This was one of my first credit cards. I opened the account in 1998 and it was one of the cards that I ran up a considerable balance on before I got my act together. The highest it ever went was $12905 and that was in October of 2005. By August of 2006, I’d eliminated the balance, but continued to use the card for gas and the occasional purchase. Balance was always paid in full each month. In June of 2007, I took advantage of a 4.9% for the life of the balance offer to fund the siding project. This was the last card with a balance that I paid off.
Credit Limit: $19200
Bank of America NHL MasterCard
Another of my original credit cards originally opened through MBNA in 1997 for a free t-shirt. This is also another card that I ran up a 5-figure balance on. In May of 2004, it topped out at $10915. By November of 2005, I had wiped the balance out.
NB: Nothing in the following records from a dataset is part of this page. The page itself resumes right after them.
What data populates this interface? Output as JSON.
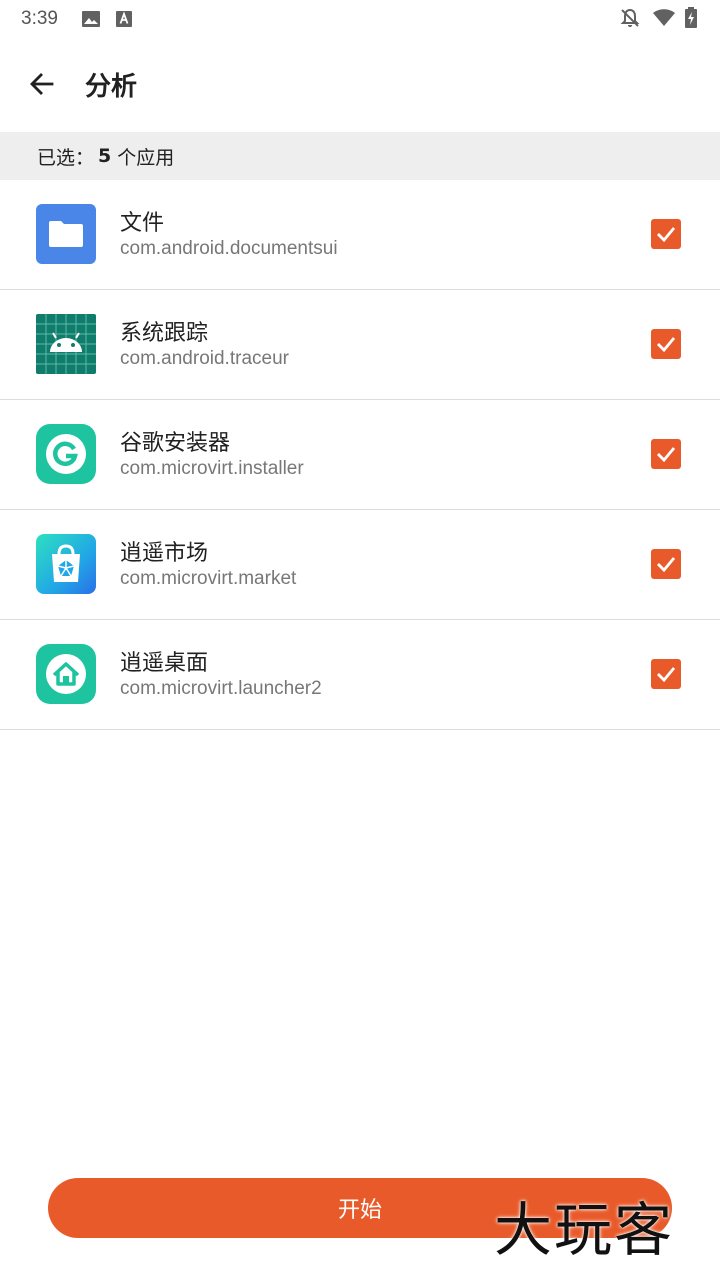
{
  "status_bar": {
    "time": "3:39",
    "left_icons": [
      "image-icon",
      "text-a-icon"
    ],
    "right_icons": [
      "notifications-off-icon",
      "wifi-icon",
      "battery-charging-icon"
    ]
  },
  "app_bar": {
    "title": "分析",
    "back_icon": "arrow-back-icon"
  },
  "selection": {
    "prefix": "已选：",
    "count": "5",
    "suffix": "个应用"
  },
  "apps": [
    {
      "name": "文件",
      "package": "com.android.documentsui",
      "checked": true,
      "icon": "files-folder-icon"
    },
    {
      "name": "系统跟踪",
      "package": "com.android.traceur",
      "checked": true,
      "icon": "android-trace-icon"
    },
    {
      "name": "谷歌安装器",
      "package": "com.microvirt.installer",
      "checked": true,
      "icon": "google-installer-icon"
    },
    {
      "name": "逍遥市场",
      "package": "com.microvirt.market",
      "checked": true,
      "icon": "market-bag-icon"
    },
    {
      "name": "逍遥桌面",
      "package": "com.microvirt.launcher2",
      "checked": true,
      "icon": "launcher-home-icon"
    }
  ],
  "start_button": {
    "label": "开始"
  },
  "watermark": {
    "text": "大玩客"
  },
  "colors": {
    "accent": "#e95a2a",
    "header_bg": "#eeeeee",
    "divider": "#dddddd"
  }
}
Now I have my internet service provider automatically bill to this card each month, and like clockwork, I pay back the $42.95 automatically on the same day using an autopay set up from the MBNA days. I do not carry this card and have not carried a balance since November of 2005.
Credit Limit: $27400
Bank of America Platinum Plus Visa Card
Originally opened in March of 2005 as a failed plan to use balance transfers to consolidate balances at a lower rate. At first I transferred $5000 to this card. Evidently, not having learned my lesson the first time, I transferred another $5000 to this card in March of 2006. Luckily the rate was only 6.25% for both transfers. I wiped out the balance, which topped out at $6925 in March of 2006, in January of 2007. I do not carry this card.
Credit Limit: $15400
Bank of AmericaLendingTree GoldOption Loan
This was a loan for $10000 I took out in December of 2002 to, again, consolidate a few balances and put some much needed cash in my hands. At the time, it was LendingTree.com that found me the loan at 9.9%, and when the big check made out to me came in the mail, it was from MBNA. After a couple years of paying it down in regular $226 intervals, MBNA sent me a credit card attached to the account and started treating it like a credit card. With each month, the rate would rise another half percent or so. Not cool. I made my final payment in March of 2005 when the rate had climbed to 13.24%. I do not carry this card and don’t plan to ever use this line of credit.
Credit Limit: $13700
So, since January, other than a $0 balance, there isn’t really much to report. I’m a little suprised — I’d expected a little more movement.
My total credit limit increased $2420 and now totals $110820.
Apparently due to the Fed’s interest rate cuts, my card rates have also dropped around 2%. That’s always welcome even if I’m not paying finance charges these days.
Unfortunately, the cards that lowered their rate also happen to be the ones with rates so high that it’s unlikely that I’d choose to use them for a large purchase anyway.